Kentucky Attorney General Daniel Cameron this week urged the state’s governor to rescind the ban on in-person church gatherings and said he would file a lawsuit if nothing is done.
Cameron, a Republican, alleged that a March 19 order by Gov. Andy Beshear and state officials unconstitutionally targets faith-based gatherings. The order bans mass gatherings, including faith-based ones, but carves out at least eight exceptions, including ones for factories and grocery stores.
“The First Amendment provides the citizens of this country with the specific, enumerated right to practice their religious beliefs, free from targeting and discrimination,” Cameron said Tuesday. “By specifically banning faith-based mass gatherings while allowing other secular organizations and activities to continue operation, Gov. Beshear has deliberately targeted religious groups.”
The targeting, Cameron alleged, “continued when the Governor ordered state police to track the license plates of those who attended a faith-based gathering on Easter Sunday, and it continues even this week as he allows some businesses to resume operations.”
The March 19 order allows certain businesses to remain open provided they “maintain appropriate social distancing.” Yet it “provides no such exemption or accommodation for faith-based gatherings,” a press release from Cameron’s office said.
“Kentucky law gives the Governor broad power during a state of emergency, but it does not give him the power to violate the First Amendment by discriminating against faith-based practices,” Cameron said. “We cannot, in good faith, move forward from this health crisis together if we have allowed faith-based groups to be unfairly targeted during the process.

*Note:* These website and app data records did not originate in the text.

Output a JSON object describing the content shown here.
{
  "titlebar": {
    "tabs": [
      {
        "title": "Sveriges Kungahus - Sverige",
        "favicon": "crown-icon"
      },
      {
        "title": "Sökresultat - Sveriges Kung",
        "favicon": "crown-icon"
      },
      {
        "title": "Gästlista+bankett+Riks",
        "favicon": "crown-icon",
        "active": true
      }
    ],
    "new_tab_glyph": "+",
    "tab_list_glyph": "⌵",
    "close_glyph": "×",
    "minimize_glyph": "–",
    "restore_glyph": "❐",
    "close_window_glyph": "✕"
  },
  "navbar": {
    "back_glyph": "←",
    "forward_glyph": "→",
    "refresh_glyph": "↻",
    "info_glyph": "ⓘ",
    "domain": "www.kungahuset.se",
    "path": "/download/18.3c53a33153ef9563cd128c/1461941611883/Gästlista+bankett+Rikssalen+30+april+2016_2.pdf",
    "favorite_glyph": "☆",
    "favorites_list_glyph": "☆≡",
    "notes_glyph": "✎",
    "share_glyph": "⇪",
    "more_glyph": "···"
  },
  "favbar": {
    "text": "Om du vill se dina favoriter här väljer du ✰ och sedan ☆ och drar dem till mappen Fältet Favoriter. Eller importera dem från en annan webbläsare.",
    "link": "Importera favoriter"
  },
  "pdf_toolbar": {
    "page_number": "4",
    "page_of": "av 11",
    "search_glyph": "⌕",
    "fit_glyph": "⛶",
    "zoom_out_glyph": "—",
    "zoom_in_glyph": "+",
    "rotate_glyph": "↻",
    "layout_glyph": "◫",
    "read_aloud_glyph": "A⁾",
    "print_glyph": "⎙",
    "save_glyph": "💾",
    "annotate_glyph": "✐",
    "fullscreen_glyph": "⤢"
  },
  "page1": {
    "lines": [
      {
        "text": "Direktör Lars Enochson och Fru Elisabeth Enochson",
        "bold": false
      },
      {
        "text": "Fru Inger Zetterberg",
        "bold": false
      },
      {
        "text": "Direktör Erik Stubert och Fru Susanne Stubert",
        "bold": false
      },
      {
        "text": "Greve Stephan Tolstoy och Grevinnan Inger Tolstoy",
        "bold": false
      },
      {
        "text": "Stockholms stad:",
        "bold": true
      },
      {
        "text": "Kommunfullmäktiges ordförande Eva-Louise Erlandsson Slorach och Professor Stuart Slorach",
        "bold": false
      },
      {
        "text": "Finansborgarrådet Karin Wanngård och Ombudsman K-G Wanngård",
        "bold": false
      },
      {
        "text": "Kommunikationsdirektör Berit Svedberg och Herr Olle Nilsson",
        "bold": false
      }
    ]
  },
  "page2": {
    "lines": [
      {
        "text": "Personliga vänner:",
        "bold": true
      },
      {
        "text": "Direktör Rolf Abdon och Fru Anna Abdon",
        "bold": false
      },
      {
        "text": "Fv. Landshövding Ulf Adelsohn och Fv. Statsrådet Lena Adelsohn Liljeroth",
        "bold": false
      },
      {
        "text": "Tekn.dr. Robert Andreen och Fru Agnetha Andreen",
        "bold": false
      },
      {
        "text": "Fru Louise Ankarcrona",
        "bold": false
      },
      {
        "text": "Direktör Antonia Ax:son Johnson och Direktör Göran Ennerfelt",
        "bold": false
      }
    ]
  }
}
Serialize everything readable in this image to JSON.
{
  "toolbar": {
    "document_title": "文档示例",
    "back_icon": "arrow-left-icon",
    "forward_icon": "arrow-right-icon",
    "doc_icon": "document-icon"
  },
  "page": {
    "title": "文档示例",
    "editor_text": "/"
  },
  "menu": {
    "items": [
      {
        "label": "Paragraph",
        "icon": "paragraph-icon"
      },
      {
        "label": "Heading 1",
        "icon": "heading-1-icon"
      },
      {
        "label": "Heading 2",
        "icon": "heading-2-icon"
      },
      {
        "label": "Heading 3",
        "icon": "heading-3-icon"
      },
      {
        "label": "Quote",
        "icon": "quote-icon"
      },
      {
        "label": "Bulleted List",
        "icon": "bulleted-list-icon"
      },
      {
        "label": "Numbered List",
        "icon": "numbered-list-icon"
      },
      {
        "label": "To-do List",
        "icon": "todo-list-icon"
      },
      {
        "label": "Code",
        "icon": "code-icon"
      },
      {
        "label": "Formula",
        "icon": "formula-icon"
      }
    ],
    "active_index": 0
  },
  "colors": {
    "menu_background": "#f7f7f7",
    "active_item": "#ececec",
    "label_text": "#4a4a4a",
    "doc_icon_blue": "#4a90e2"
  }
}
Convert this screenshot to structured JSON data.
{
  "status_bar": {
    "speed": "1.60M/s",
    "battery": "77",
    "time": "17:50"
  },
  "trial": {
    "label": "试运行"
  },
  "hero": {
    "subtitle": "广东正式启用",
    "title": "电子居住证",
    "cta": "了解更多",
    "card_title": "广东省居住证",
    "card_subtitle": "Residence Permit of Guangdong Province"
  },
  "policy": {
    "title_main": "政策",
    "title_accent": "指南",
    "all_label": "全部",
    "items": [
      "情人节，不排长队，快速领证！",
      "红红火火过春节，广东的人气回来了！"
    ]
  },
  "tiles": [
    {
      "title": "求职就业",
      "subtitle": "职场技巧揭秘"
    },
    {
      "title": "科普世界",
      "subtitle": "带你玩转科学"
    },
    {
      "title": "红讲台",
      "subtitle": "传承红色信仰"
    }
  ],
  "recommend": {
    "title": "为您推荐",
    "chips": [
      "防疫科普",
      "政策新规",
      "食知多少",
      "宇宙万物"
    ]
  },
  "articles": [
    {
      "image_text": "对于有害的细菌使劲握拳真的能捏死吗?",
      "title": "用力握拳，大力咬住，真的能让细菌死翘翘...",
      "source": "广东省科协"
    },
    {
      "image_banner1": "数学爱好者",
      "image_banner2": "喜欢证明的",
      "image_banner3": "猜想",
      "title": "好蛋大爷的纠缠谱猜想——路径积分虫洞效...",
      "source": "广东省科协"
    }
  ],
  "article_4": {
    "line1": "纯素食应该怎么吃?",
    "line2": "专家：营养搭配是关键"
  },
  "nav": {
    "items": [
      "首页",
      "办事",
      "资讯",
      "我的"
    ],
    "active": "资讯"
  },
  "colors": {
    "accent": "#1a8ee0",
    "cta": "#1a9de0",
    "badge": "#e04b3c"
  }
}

“Governor Beshear should immediately rescind the executive orders targeting faith-based gatherings, and, if he doesn't, then we will be forced to file a lawsuit and allow a judge to determine whether his order, as it pertains to religious groups, is constitutional.”
Beshear, a Democrat, defended the state order in the face of a possible lawsuit by Cameron.
“I’m not trying to set rules that are difficult and I’m not trying to set rules that are controversial, I’m just trying to save people’s lives,” Beshear said.
Photo courtesy: ©Getty Images/Oleksii Liskonih
Michael Foust has covered the intersection of faith and news for 20 years. His stories have appeared in Baptist Press, Christianity Today, The Christian Post, the Leaf-Chronicle, the Toronto Star and the Knoxville News-Sentinel.